- _What is needed_
Collect each line of the entries that holds the string "Redshift".

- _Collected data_
==*==

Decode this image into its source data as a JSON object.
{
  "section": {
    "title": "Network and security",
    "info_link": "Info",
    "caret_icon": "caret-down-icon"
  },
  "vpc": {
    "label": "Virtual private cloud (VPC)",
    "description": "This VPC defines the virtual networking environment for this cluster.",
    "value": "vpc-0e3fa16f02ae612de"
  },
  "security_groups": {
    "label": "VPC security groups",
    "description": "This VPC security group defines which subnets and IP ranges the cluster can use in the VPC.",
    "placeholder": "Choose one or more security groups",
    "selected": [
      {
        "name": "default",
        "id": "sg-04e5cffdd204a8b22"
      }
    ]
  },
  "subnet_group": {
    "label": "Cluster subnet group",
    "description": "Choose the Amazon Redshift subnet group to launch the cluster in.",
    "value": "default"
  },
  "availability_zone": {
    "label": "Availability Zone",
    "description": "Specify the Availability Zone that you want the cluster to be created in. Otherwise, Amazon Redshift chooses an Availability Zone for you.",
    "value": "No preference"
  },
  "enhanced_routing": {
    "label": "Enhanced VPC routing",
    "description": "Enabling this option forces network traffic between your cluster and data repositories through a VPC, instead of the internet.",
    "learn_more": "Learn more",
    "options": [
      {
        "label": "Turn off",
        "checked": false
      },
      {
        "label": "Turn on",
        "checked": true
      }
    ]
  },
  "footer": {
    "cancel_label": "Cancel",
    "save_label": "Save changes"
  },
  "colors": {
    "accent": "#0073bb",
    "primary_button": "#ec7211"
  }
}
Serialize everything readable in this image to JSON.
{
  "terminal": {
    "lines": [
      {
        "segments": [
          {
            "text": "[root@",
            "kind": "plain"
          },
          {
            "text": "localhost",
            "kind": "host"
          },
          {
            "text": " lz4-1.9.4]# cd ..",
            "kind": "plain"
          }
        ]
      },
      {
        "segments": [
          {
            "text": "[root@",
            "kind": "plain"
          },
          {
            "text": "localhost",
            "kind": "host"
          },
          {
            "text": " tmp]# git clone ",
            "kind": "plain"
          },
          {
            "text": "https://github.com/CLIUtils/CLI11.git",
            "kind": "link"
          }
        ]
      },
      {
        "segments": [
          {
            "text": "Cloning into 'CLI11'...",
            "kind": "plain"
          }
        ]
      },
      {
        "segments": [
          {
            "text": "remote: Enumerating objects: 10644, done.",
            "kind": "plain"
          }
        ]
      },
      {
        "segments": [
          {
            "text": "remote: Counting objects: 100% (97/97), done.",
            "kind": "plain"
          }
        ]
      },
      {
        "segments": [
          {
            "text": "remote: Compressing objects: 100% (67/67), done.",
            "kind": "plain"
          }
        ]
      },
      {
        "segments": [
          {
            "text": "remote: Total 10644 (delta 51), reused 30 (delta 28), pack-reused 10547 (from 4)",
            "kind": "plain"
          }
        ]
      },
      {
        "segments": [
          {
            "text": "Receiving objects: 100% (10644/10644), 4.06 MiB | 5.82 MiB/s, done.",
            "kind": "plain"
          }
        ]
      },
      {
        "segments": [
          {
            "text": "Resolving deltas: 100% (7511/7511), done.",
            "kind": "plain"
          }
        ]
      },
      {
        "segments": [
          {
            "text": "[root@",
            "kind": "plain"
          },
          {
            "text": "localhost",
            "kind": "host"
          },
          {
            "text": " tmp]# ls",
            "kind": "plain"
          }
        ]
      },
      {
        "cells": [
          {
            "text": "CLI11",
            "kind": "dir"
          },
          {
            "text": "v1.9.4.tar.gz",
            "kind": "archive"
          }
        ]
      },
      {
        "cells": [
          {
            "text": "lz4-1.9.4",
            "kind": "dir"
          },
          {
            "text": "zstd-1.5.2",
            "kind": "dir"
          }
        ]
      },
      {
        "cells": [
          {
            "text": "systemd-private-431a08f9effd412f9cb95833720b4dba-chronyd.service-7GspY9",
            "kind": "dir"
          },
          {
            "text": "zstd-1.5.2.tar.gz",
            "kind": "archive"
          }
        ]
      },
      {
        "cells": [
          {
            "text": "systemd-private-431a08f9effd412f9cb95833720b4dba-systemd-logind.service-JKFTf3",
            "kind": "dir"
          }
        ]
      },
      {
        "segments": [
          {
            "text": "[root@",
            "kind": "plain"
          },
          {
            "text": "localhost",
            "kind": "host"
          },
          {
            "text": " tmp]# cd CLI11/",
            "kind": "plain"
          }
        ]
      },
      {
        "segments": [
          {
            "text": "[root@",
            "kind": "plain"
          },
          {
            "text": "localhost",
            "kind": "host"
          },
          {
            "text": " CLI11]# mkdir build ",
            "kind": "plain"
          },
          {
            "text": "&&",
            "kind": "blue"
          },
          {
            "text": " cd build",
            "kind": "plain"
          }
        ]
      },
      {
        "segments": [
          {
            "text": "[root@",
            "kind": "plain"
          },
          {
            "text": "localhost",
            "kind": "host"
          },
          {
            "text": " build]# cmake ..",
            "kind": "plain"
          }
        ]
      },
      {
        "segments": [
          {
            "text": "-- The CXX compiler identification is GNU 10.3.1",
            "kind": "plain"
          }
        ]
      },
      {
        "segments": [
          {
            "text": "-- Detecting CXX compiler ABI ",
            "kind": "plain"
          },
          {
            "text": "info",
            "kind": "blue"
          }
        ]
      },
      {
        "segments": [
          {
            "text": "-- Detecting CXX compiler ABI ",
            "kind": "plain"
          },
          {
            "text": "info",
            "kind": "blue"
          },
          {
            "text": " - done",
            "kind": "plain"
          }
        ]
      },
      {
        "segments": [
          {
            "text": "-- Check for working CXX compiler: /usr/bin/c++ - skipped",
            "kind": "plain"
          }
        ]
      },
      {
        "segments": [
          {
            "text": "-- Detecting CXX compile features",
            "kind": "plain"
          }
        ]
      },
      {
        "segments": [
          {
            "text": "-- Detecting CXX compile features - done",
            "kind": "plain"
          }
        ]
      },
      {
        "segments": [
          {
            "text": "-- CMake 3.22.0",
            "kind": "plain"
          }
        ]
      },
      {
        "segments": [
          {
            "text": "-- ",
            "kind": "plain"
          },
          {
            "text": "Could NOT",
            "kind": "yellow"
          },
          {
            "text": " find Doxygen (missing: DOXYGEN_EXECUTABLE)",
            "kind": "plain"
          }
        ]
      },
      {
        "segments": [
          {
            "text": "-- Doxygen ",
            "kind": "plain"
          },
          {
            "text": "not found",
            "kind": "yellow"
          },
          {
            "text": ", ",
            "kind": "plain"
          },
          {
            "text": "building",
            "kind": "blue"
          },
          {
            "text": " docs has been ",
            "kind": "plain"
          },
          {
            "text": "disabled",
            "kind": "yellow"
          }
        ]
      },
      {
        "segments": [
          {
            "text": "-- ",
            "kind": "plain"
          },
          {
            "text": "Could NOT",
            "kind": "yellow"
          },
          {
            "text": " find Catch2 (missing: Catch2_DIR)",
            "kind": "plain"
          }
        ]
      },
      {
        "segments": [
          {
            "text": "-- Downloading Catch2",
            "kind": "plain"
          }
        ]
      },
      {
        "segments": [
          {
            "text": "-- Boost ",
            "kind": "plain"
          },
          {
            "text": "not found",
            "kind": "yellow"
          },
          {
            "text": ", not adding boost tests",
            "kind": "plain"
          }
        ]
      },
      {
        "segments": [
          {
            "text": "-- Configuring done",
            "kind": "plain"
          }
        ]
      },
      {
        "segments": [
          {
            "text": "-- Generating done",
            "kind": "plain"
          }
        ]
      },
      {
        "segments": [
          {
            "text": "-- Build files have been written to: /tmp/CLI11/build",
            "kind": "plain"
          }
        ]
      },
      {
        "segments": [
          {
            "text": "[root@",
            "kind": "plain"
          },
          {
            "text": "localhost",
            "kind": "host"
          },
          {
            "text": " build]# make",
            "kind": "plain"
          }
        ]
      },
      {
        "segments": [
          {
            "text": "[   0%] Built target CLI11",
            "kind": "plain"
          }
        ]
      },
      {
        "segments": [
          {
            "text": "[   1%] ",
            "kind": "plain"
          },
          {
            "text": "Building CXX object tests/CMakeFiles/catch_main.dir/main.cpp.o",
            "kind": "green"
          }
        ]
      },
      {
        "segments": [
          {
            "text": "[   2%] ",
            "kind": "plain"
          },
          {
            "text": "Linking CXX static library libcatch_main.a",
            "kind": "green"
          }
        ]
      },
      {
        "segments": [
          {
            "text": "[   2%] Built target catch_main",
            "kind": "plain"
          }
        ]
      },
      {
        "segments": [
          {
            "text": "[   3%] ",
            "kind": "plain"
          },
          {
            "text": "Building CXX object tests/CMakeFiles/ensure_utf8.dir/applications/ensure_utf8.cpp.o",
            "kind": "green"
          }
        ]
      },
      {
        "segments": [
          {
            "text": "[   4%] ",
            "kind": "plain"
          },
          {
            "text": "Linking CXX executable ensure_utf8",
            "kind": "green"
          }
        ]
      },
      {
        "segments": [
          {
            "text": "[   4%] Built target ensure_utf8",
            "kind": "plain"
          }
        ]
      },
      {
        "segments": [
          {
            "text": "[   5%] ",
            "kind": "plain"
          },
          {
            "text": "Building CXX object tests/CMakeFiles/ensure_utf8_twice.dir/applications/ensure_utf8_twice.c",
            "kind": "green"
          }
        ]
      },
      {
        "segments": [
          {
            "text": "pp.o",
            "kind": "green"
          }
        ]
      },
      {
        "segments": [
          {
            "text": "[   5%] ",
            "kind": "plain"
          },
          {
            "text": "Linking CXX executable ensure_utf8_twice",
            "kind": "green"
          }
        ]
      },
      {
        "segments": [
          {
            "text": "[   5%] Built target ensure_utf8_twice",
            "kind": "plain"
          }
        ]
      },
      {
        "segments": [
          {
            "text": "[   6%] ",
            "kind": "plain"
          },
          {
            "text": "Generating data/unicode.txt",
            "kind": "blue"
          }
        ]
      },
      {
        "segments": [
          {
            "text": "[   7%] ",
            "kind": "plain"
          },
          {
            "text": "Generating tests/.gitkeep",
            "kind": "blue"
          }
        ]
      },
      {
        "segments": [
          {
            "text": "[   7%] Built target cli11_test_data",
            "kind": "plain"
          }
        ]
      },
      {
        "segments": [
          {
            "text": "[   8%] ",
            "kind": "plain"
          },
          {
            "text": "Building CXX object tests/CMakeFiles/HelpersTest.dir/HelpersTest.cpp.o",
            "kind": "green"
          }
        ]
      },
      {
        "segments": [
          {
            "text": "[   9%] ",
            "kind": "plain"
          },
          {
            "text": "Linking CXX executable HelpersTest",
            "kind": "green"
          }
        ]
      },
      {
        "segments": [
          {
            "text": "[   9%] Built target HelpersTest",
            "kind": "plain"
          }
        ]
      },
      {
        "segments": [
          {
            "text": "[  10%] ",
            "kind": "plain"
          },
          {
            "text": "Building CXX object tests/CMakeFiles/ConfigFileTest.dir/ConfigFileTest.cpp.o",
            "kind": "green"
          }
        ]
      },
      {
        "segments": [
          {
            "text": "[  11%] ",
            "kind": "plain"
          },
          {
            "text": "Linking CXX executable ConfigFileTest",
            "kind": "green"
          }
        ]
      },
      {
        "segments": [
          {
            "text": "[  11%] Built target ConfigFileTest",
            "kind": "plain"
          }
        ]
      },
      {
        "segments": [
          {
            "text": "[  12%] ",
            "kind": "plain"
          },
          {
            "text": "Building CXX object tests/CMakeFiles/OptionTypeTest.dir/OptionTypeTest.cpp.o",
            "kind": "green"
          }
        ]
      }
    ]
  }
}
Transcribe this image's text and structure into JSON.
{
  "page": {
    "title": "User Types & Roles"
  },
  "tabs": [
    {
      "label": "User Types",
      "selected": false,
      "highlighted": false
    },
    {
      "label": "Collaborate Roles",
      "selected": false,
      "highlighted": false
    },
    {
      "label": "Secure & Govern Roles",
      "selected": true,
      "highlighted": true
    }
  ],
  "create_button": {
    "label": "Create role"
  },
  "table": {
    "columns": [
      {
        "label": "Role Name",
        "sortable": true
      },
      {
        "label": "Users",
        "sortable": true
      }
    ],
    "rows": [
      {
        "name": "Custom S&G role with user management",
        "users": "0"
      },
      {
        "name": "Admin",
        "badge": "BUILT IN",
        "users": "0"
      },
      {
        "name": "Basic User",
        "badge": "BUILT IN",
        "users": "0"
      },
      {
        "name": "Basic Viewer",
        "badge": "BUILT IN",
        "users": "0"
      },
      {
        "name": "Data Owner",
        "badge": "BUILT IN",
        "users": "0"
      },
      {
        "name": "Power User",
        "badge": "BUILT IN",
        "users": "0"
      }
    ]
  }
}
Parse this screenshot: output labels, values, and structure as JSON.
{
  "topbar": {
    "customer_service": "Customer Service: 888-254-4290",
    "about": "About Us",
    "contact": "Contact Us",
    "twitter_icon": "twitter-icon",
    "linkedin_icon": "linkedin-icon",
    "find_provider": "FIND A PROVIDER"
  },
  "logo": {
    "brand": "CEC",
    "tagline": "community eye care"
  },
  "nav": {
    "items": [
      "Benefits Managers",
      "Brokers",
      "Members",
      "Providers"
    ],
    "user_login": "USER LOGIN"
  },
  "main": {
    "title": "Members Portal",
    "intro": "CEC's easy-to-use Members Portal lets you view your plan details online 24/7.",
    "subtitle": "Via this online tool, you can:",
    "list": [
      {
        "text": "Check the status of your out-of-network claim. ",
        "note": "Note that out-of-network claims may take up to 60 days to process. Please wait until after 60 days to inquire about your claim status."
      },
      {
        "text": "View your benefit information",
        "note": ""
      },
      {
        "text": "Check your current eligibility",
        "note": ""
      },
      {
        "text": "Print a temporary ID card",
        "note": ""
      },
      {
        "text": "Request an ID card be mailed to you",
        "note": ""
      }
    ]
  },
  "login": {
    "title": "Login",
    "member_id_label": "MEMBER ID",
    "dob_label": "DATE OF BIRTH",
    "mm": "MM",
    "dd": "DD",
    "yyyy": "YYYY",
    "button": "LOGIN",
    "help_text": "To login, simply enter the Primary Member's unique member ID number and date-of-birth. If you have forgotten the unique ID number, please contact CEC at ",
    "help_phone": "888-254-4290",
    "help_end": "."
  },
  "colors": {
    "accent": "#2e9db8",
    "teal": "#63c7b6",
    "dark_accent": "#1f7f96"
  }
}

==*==

- _Response_
    "description": "Choose the Amazon Redshift subnet group to launch the cluster in.",
    "description": "Specify the Availability Zone that you want the cluster to be created in. Otherwise, Amazon Redshift chooses an Availability Zone for you.",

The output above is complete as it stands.